- Extracted information:

==============================

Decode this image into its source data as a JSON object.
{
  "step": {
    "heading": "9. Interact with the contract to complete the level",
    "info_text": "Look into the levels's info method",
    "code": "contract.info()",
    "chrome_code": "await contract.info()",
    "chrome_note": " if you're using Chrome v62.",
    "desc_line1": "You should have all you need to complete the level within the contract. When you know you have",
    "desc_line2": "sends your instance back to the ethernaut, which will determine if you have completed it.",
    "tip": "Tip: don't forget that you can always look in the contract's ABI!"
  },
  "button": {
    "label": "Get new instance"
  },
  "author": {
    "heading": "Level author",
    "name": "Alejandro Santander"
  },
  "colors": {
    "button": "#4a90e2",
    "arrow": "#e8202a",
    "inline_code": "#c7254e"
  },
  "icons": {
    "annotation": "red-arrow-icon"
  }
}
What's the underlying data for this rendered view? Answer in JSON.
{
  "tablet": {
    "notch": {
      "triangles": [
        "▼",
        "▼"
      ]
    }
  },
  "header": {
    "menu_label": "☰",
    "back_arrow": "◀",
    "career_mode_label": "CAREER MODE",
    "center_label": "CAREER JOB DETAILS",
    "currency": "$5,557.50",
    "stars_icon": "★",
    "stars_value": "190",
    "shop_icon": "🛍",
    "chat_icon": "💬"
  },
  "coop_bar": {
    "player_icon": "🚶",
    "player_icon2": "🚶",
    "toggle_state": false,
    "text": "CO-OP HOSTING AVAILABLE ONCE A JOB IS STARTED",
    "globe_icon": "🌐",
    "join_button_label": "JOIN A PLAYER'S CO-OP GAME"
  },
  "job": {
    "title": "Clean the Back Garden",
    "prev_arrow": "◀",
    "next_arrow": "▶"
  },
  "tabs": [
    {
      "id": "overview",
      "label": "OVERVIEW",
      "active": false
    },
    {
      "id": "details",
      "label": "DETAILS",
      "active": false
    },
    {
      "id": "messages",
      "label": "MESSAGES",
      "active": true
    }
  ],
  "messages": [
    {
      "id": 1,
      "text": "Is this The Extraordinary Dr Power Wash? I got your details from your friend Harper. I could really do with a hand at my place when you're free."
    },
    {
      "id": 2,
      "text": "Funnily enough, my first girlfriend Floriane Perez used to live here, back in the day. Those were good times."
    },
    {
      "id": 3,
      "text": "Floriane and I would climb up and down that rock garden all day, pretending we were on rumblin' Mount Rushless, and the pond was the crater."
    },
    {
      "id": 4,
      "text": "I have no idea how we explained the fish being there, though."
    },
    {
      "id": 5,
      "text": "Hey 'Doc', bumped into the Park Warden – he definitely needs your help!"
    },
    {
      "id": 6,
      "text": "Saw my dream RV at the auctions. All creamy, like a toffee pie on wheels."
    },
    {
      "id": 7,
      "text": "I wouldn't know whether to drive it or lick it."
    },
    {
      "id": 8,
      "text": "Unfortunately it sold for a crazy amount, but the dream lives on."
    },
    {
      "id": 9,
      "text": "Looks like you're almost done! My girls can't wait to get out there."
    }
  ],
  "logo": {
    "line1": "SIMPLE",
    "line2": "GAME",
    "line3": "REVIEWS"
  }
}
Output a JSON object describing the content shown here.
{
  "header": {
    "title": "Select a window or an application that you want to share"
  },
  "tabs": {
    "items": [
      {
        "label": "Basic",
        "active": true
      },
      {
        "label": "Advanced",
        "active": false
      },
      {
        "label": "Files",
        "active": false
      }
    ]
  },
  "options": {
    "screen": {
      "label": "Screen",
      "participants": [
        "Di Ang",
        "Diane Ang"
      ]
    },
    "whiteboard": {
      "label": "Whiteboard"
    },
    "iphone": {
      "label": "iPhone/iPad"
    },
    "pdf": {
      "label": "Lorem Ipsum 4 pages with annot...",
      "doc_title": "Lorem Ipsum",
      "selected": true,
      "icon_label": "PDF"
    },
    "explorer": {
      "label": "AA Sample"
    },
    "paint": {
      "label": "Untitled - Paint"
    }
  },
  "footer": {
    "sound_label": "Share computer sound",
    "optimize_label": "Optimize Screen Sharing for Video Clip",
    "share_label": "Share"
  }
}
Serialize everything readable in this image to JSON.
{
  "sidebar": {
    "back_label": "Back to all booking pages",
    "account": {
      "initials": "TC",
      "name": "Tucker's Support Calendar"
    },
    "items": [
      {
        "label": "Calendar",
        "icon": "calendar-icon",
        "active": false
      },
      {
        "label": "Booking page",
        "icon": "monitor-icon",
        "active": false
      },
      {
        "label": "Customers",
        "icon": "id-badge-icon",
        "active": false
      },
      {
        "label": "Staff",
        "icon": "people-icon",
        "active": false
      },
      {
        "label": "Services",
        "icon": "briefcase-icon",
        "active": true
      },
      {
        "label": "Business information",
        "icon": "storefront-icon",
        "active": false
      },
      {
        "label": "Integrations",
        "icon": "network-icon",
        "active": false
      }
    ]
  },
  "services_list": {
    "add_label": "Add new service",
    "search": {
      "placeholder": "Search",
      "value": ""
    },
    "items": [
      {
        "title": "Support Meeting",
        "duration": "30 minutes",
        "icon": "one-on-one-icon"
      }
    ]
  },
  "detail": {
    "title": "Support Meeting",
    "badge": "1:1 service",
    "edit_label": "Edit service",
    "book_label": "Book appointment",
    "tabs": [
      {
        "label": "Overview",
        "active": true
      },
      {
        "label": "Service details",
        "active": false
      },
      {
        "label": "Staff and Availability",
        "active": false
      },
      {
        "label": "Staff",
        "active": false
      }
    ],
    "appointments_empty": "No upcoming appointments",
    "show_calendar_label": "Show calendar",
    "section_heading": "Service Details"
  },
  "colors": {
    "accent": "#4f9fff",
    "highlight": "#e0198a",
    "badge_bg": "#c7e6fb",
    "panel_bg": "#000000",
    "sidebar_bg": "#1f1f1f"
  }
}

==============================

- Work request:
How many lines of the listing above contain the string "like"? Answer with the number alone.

- Answer:
2